Yesterday, I wrote about my daughters, pacifiers, and a particular purple-and-pink flowered purse.
Today, I write about "A handbag".
Yesterday afternoon, Canada's foremost actor quietly passed away at Stratford General Hospital. He was a great man who lived a long, miraculous life: he had "good innings", as my father would say.
William Hutt was one of my heroes. Not only was he a spectacular actor, he was a spectacular person. He was a perfectionist, and as an actor, he was nothing short of perfection.
I remember vividly the first time I ever laid eyes on the man. This is largely because he was dressed as a woman at the time.

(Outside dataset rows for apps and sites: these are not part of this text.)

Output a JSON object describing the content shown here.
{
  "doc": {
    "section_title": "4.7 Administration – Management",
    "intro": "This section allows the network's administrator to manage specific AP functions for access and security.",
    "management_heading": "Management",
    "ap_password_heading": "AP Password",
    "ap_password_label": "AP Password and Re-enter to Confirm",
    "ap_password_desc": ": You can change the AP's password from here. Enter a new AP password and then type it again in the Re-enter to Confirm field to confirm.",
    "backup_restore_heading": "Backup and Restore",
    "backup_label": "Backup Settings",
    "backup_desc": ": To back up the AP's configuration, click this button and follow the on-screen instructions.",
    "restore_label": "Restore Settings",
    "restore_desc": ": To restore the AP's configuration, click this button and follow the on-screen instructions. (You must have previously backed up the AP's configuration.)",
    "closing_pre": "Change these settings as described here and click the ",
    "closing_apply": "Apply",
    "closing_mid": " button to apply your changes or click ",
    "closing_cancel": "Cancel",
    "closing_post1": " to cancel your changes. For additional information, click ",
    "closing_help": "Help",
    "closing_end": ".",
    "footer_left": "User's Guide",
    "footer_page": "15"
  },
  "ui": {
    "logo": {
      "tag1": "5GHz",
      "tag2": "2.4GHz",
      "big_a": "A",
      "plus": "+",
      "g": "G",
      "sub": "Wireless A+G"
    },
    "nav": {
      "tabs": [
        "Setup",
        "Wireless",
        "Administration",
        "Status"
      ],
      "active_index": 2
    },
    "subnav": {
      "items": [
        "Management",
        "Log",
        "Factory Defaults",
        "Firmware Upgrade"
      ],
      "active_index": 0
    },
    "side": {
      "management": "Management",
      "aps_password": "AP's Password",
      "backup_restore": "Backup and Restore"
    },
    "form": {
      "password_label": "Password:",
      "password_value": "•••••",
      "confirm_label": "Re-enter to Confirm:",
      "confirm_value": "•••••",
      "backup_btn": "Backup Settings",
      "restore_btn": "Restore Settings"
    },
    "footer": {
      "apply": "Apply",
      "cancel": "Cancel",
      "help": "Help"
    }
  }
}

I was six years old, and my father took me to see Mr. Hutt play Lady Bracknell in the Stratford Festival's "The Importance of Being Earnest", which was staged at the Avon Theatre. As Lady Bracknell, Mr. Hutt was the essence of ferocious dignity and upper-class snobbery. He carried himself with such incredible poise, that when my father laughingly informed me that Lady Bracknell was actually a "lord", I was bowled over. Hell, he looked just like my Granny.
The pinnacle of the performance, which I shall never forget, came when Lady Bracknell reacted to being told that the young man who wished to marry her daughter was abandoned as a baby, and found in a railway station, tucked into a large handbag. "A handbag?" responds the incredulous great lady... But, unlike most actors portraying Lady Bracknell, the line was not shouted or screeched, accompanied by wild clutching of the throat... Mr. Hutt, in his wisdom, lowered his voice till it was just barely audible. He quietly uttered the words, emanating the pure essence of self-control, and pinned "Earnest" with a piercing glare. The understatement was nothing short of brilliant: he immediately brought the entire house down.
In my memory, all of Mr. Hutt's performances were like that. There was absolutely no ham-acting. Every role he played, be it high comedy or devastating tragedy, came across as believable, as human, as "truth". He could do anything, and it seems to me, he DID do everything... with such grace.
I cannot imagine Stratford without Mr. Hutt. It seems impossible to me. He has always been there, living in his beautiful house by the bridge, and treading The Boards of the three great stages. For so many years, he was one of the people who made the theatre what it was.
His is one of the voices I hear in my head, whenever I think of "home".
Goodbye, Bill. I'll miss you terribly.
"Alas, poor world, what treasure hast thou lost!"
--Venus and Adonis